After all that, the only thing left is to wait out the repair. However, while the car is getting repaired, it’s not like the world stops. In most cases, I was stuck begging for rides. People are generally nice about it, but it still sucks to ask. I know I’m inconveniencing people, and they typically wouldn’t let me pay them back. This sort of thing happened to me so often that I eventually just started offering lunch to anyone who would drive me to work.
Edit: Since writing this article, one of my friends decided to share a nice tidbit:
It really was special having a car this rugged. Part of me misses having a beater like that.
The Plan Moving Forward
So now that you know that I decided to ditch my Jeep, you’re probably wondering how I get around.

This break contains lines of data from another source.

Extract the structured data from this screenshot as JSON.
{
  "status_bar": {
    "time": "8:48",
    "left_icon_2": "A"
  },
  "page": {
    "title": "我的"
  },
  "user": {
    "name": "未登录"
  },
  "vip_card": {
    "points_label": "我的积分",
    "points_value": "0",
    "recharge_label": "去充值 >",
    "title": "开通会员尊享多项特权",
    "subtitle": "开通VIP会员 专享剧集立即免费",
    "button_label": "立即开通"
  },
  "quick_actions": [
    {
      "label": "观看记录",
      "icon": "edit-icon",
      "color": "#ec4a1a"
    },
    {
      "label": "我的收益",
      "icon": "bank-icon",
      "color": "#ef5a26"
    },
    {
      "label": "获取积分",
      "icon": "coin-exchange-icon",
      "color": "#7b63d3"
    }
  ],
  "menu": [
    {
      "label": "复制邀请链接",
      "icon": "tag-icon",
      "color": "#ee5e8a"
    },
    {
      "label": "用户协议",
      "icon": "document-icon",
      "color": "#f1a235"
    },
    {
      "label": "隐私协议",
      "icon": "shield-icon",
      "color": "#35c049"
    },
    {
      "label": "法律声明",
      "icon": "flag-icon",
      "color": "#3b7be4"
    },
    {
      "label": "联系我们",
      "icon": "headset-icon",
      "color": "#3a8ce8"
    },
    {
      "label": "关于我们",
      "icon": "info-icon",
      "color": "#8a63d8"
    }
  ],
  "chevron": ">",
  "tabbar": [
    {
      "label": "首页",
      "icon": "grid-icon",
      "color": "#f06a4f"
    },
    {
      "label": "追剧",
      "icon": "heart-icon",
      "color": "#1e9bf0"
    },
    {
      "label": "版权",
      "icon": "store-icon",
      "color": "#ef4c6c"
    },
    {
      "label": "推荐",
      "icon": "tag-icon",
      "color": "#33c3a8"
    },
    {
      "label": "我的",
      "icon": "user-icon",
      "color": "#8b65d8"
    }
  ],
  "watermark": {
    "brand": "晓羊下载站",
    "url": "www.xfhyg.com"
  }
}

If you’re not aware, I currently live in Atlanta which is one of the most spread out cities in the world. So, it can be hard to get around without a car. Fortunately, I don’t live alone. I share an apartment with my girlfriend, Morgan, and she’s the only one who really needs a car. In addition, there is public transportation as well as services like taxis and Uber. If we were living back home in Erie, I wouldn’t have been able to make this decision.
That said, moving forward is going to be a little tough. I work in a rotational program where my job changes every six months. For this rotation, I can get away with working from home because I work remote. However, next rotation I could be based in Atlanta which means I’ll probably need to get a new car.
If things don’t work out, I could even be jobless. Honestly, that scenario is really what fueled the decision to get rid of the Jeep. Ditching it gives me the opportunity to save up over the next six months. That way we can survive a short period of unemployment if it comes to it.
The ACT/SAT discourse is back, and I found a pretty cool article debunking many of the common arguments for them.
The Sample Programs repository is in its fourth Hacktoberfest. Are you interested in making a contribution?